Nation - New York Times Square car bomb suspect makes first appearance in court

By Colleen Long and Larry Neumeister

Associated Press Writers

NEW YORK (AP) -- Appearing relaxed and obedient, the man accused of plotting to kill Americans with a car bomb in Times Square made his first appearance in a Manhattan courtroom where he was told by a magistrate judge that he had the right to remain silent.

Authorities say Faisal Shahzad's willingness to talk kept him out of court for two weeks, speeding up the progress of an investigation into his May 1 plot to set off a homemade car bomb on a spring Saturday evening amid hundreds of people enjoying the tourist haven.

Authorities said shortly after Shahzad's May 3 arrest that he had admitted driving the SUV bomb into Times Square and told authorities he had received terror training during a recent five-month trip to Pakistan.

His cooperation did not eliminate the need to bring him to court Tuesday to face five charges, including attempted use of weapons of mass destruction and attempted acts of terrorism transcending national boundaries, each of which carry potential penalties of life in prison.

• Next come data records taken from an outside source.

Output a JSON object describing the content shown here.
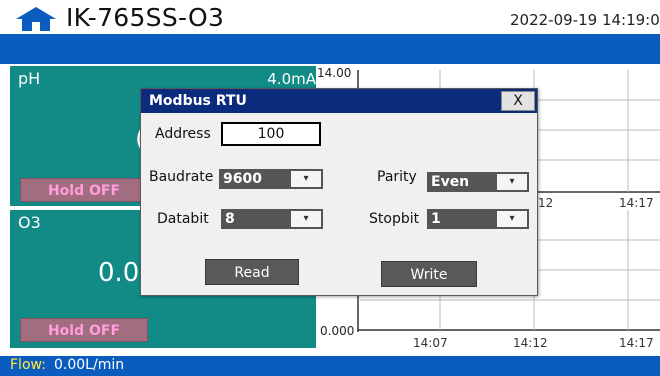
{
  "header": {
    "device_name": "IK-765SS-O3",
    "datetime": "2022-09-19 14:19:07"
  },
  "icons": {
    "home": "home-icon"
  },
  "colors": {
    "teal_panel": "#128a86",
    "blue_bar": "#0b5cbf",
    "titlebar": "#0b2b7c",
    "hold_button": "#a26d80",
    "hold_text": "#ff9edb",
    "flow_label": "#ffeb3b"
  },
  "panels": {
    "ph": {
      "title": "pH",
      "current": "4.0mA",
      "value": "(",
      "hold_label": "Hold OFF"
    },
    "o3": {
      "title": "O3",
      "value": "0.0",
      "hold_label": "Hold OFF"
    }
  },
  "chart": {
    "y_max": "14.00",
    "y_min": "0.000",
    "upper_x_ticks": [
      "12",
      "14:17"
    ],
    "lower_x_ticks": [
      "14:07",
      "14:12",
      "14:17"
    ]
  },
  "footer": {
    "flow_label": "Flow:",
    "flow_value": "0.00L/min"
  },
  "modal": {
    "title": "Modbus RTU",
    "close_label": "X",
    "address_label": "Address",
    "address_value": "100",
    "baudrate_label": "Baudrate",
    "baudrate_value": "9600",
    "parity_label": "Parity",
    "parity_value": "Even",
    "databit_label": "Databit",
    "databit_value": "8",
    "stopbit_label": "Stopbit",
    "stopbit_value": "1",
    "dropdown_arrow": "▾",
    "read_label": "Read",
    "write_label": "Write"
  }
}
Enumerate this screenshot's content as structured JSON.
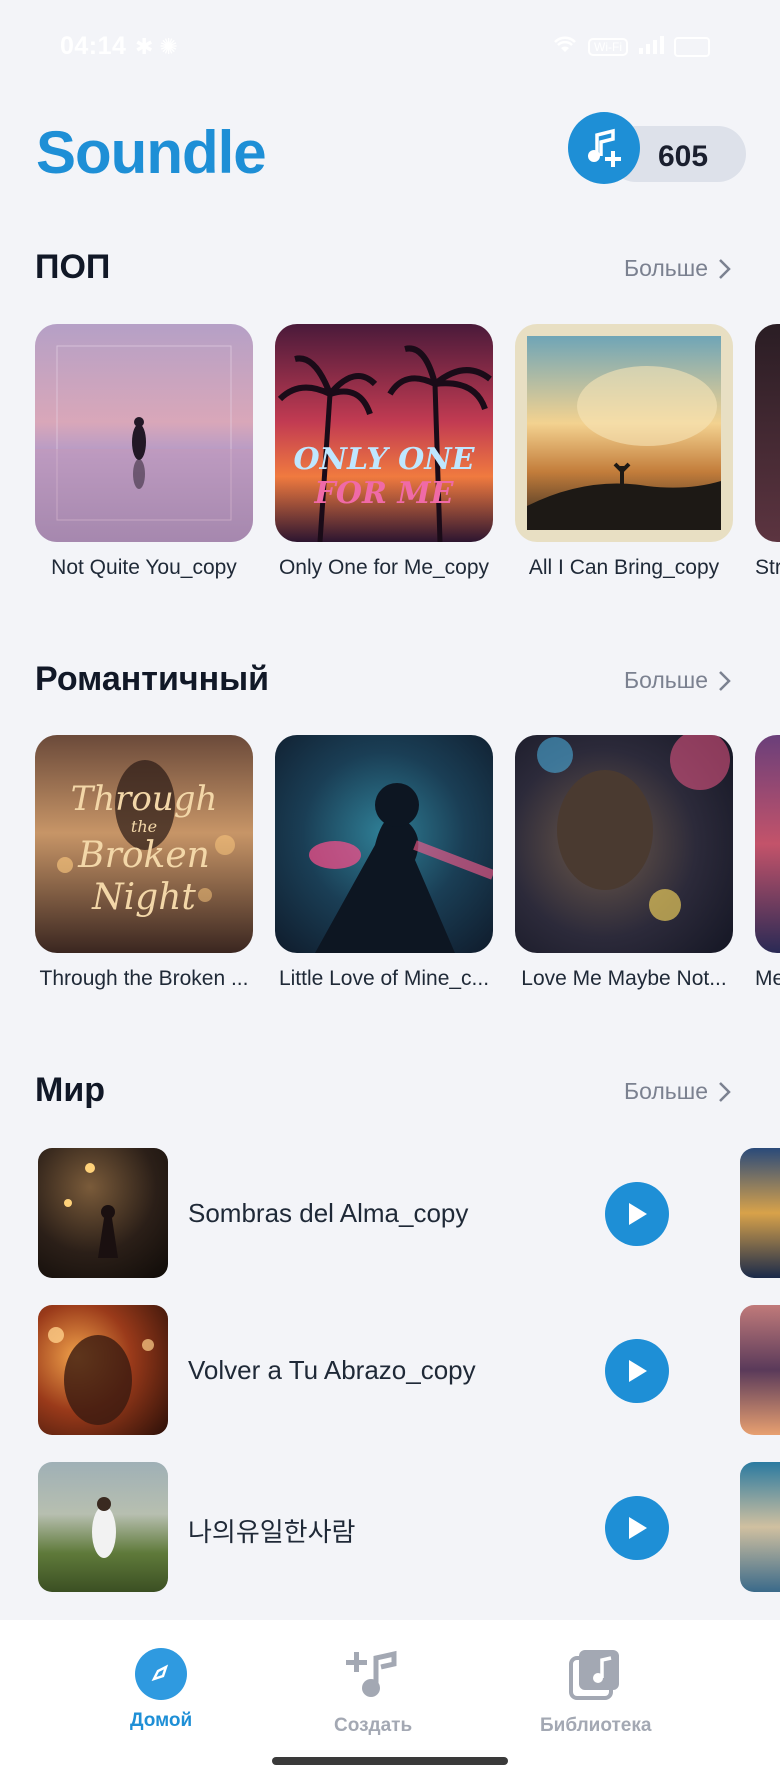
{
  "status_bar": {
    "time": "04:14",
    "left_icons": "✱ ✺",
    "net_badge": "Wi-Fi"
  },
  "header": {
    "logo": "Soundle",
    "credits": "605"
  },
  "sections": {
    "pop": {
      "title": "ПОП",
      "more": "Больше",
      "items": [
        {
          "title": "Not Quite You_copy"
        },
        {
          "title": "Only One for Me_copy",
          "cover_text_1": "ONLY ONE",
          "cover_text_2": "FOR ME"
        },
        {
          "title": "All I Can Bring_copy"
        },
        {
          "title": "Str"
        }
      ]
    },
    "romantic": {
      "title": "Романтичный",
      "more": "Больше",
      "items": [
        {
          "title": "Through the Broken ...",
          "cover_text_1": "Through",
          "cover_text_2": "the",
          "cover_text_3": "Broken",
          "cover_text_4": "Night"
        },
        {
          "title": "Little Love of Mine_c..."
        },
        {
          "title": "Love Me Maybe Not..."
        },
        {
          "title": "Me"
        }
      ]
    },
    "world": {
      "title": "Мир",
      "more": "Больше",
      "items": [
        {
          "title": "Sombras del Alma_copy"
        },
        {
          "title": "Volver a Tu Abrazo_copy"
        },
        {
          "title": "나의유일한사람"
        }
      ]
    }
  },
  "nav": {
    "home": "Домой",
    "create": "Создать",
    "library": "Библиотека"
  },
  "colors": {
    "accent": "#1e8fd6",
    "inactive": "#a3a8b3",
    "background": "#f3f4f8"
  }
}
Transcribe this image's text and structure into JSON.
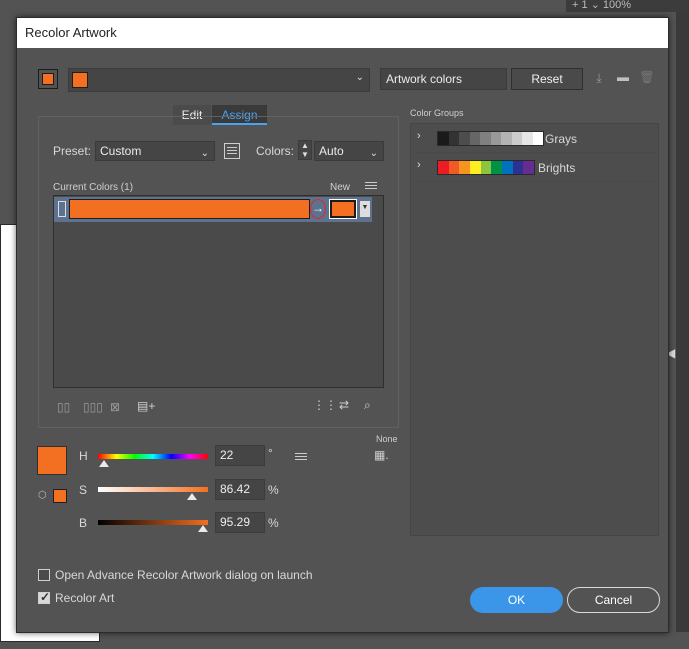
{
  "background": {
    "top_label": "+ 1  ⌄  100%"
  },
  "dialog": {
    "title": "Recolor Artwork",
    "artwork_colors_label": "Artwork colors",
    "reset_label": "Reset",
    "tabs": {
      "edit": "Edit",
      "assign": "Assign"
    },
    "preset_label": "Preset:",
    "preset_value": "Custom",
    "colors_label": "Colors:",
    "colors_value": "Auto",
    "current_colors_label": "Current Colors (1)",
    "new_label": "New",
    "none_label": "None",
    "hsb": {
      "h_label": "H",
      "h_value": "22",
      "h_unit": "°",
      "s_label": "S",
      "s_value": "86.42",
      "s_unit": "%",
      "b_label": "B",
      "b_value": "95.29",
      "b_unit": "%"
    },
    "color_groups_label": "Color Groups",
    "groups": [
      {
        "name": "Grays",
        "colors": [
          "#1a1a1a",
          "#333333",
          "#4d4d4d",
          "#666666",
          "#808080",
          "#999999",
          "#b3b3b3",
          "#cccccc",
          "#e6e6e6",
          "#ffffff"
        ]
      },
      {
        "name": "Brights",
        "colors": [
          "#ed1c24",
          "#f15a24",
          "#f7931e",
          "#fcee21",
          "#8cc63f",
          "#009245",
          "#0071bc",
          "#2e3192",
          "#662d91"
        ]
      }
    ],
    "advance_checkbox_label": "Open Advance Recolor Artwork dialog on launch",
    "recolor_art_label": "Recolor Art",
    "ok_label": "OK",
    "cancel_label": "Cancel",
    "accent_color": "#f36f21",
    "ok_color": "#3b95e8"
  }
}
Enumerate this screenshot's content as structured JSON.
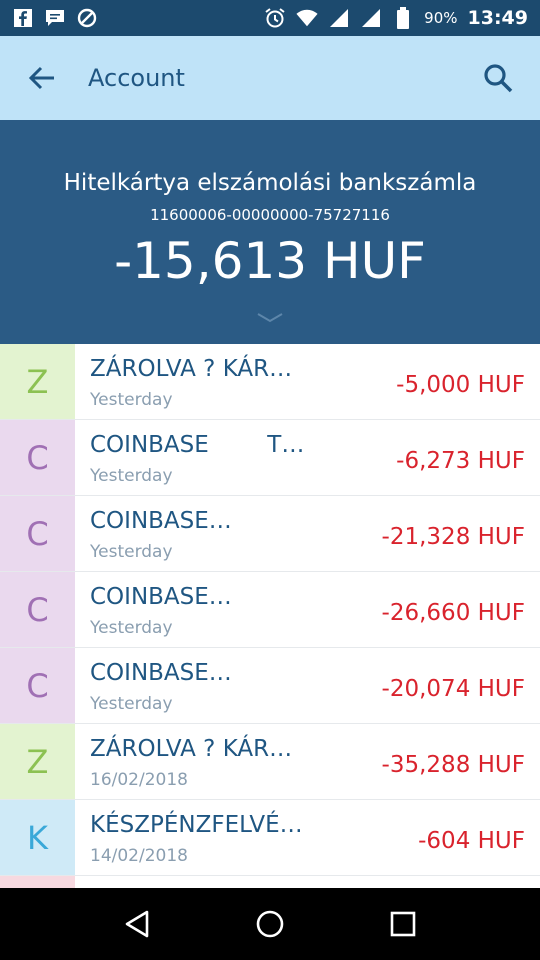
{
  "status_bar": {
    "battery": "90%",
    "time": "13:49",
    "icons": [
      "facebook-icon",
      "messages-icon",
      "blocked-icon",
      "alarm-icon",
      "wifi-icon",
      "signal-icon",
      "signal-icon",
      "battery-icon"
    ]
  },
  "app_bar": {
    "title": "Account"
  },
  "account": {
    "name": "Hitelkártya elszámolási bankszámla",
    "number": "11600006-00000000-75727116",
    "balance": "-15,613 HUF"
  },
  "transactions": [
    {
      "initial": "Z",
      "title": "ZÁROLVA ? KÁR…",
      "date": "Yesterday",
      "amount": "-5,000 HUF",
      "avatar_bg": "#e3f3d0",
      "avatar_fg": "#8cc152"
    },
    {
      "initial": "C",
      "title": "COINBASE        T…",
      "date": "Yesterday",
      "amount": "-6,273 HUF",
      "avatar_bg": "#ead9ee",
      "avatar_fg": "#a070b4"
    },
    {
      "initial": "C",
      "title": "COINBASE…",
      "date": "Yesterday",
      "amount": "-21,328 HUF",
      "avatar_bg": "#ead9ee",
      "avatar_fg": "#a070b4"
    },
    {
      "initial": "C",
      "title": "COINBASE…",
      "date": "Yesterday",
      "amount": "-26,660 HUF",
      "avatar_bg": "#ead9ee",
      "avatar_fg": "#a070b4"
    },
    {
      "initial": "C",
      "title": "COINBASE…",
      "date": "Yesterday",
      "amount": "-20,074 HUF",
      "avatar_bg": "#ead9ee",
      "avatar_fg": "#a070b4"
    },
    {
      "initial": "Z",
      "title": "ZÁROLVA ? KÁR…",
      "date": "16/02/2018",
      "amount": "-35,288 HUF",
      "avatar_bg": "#e3f3d0",
      "avatar_fg": "#8cc152"
    },
    {
      "initial": "K",
      "title": "KÉSZPÉNZFELVÉ…",
      "date": "14/02/2018",
      "amount": "-604 HUF",
      "avatar_bg": "#cfeaf7",
      "avatar_fg": "#3aa8d8"
    }
  ],
  "partial_row": {
    "avatar_bg": "#f7d9e0"
  },
  "colors": {
    "status_bar": "#1c4a6e",
    "app_bar": "#bfe3f8",
    "header": "#2b5b85",
    "amount_negative": "#d9232d"
  },
  "nav": [
    "back-icon",
    "home-icon",
    "recents-icon"
  ]
}
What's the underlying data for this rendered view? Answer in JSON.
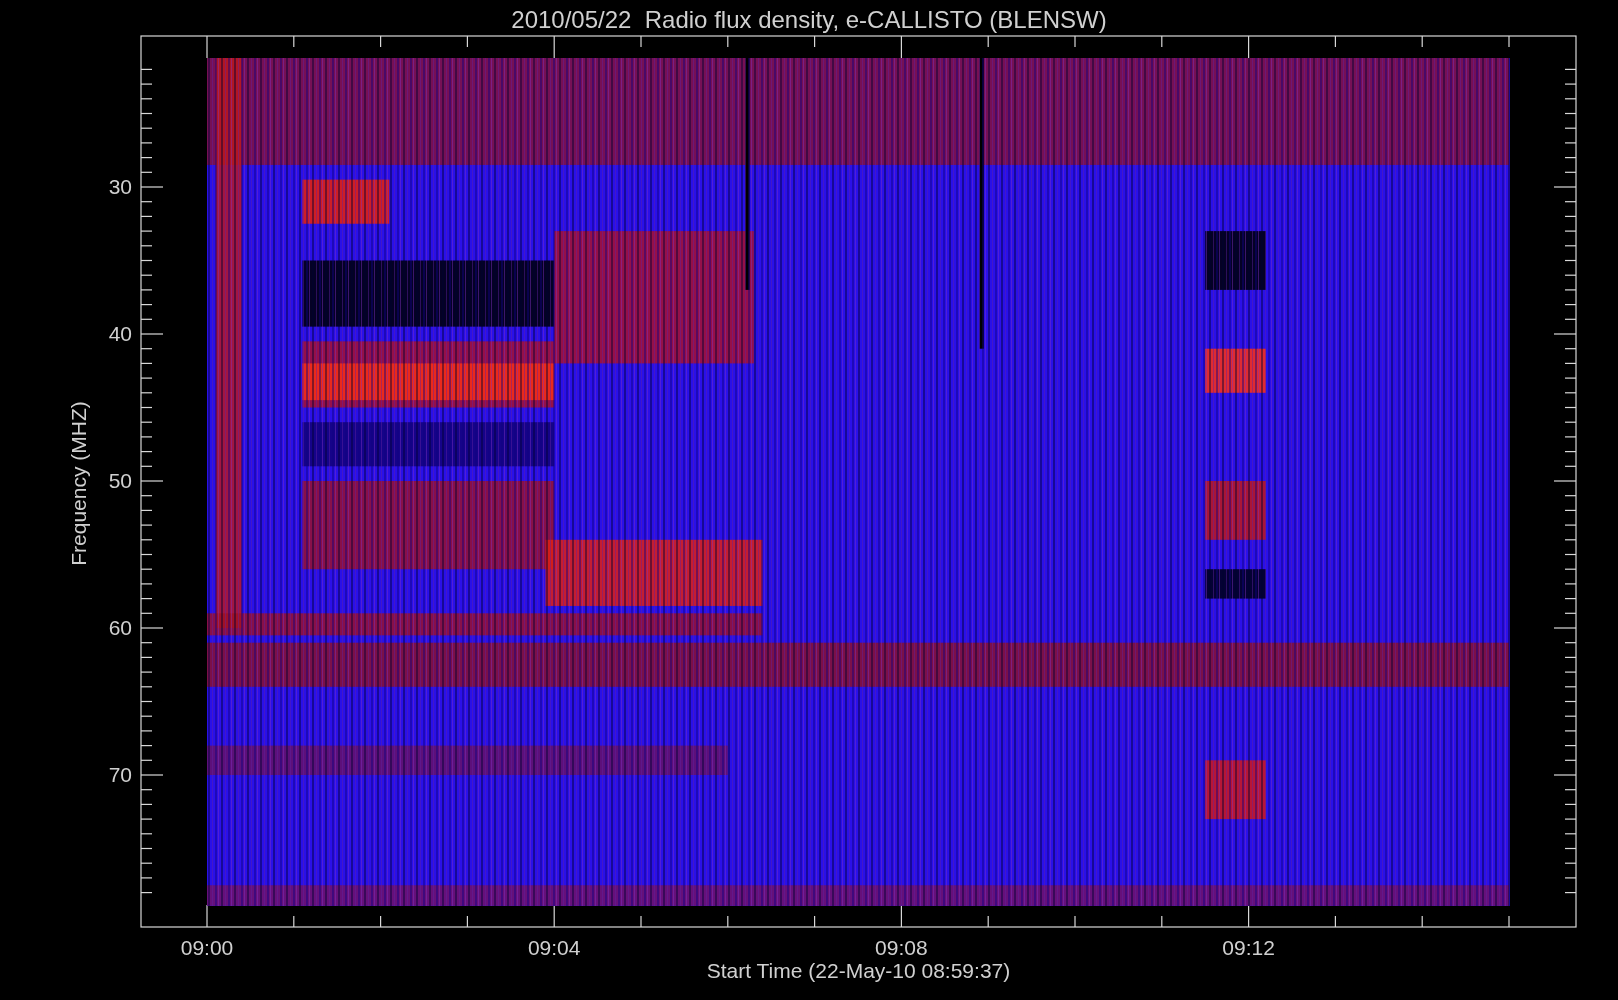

The hearing lasted only 10 minutes. Shahzad, 30, a Pakistan-born U.S. citizen, confirmed with a "yes" that his financial affidavit was accurate, permitting him to be appointed an assistant public defender, Julia Gatto, who declined to comment afterward.

Shahzad, wearing a gray sweat suit and with his hair a bit longer than in photos splashed around the world, was treated like any other prisoner, except for the extra court officers on hand. The courtroom was closed just before his appearance for a security sweep.

There was also no sign that Shahzad had secured any special benefits from his cooperation, though he was wearing a sweatsuit rather than a prison uniform. When the hearing ended, he stood up and handcuffs were put on his wrists behind his back. He walked out without looking at spectators, including mostly prosecutors, investigators and reporters.

Magistrate Judge James C. Francis read him his rights and warned him that anything he might say could be used against him. He was detained without bail in the attack in which the bomb never exploded and no one was hurt.

The ex-budget analyst from Bridgeport, Conn., was arrested two days after the attempted attack from a Dubai-bound plane at John F. Kennedy International Airport.

In addition to the most serious charges, Shahzad was also charged with using a destructive device in an attempted violent crime, punishable by up to 30 years in prison; transporting and receiving explosives, punishable by up to 10 years; and attempting to damage and destroy property with fire and explosives, punishable by five to 20 years.

Since his arrest, Shahzad "has provided valuable intelligence from which further investigative action has been taken," the U.S. attorney's office in Manhattan said in a statement Tuesday.

Published: Thu, May 20, 2010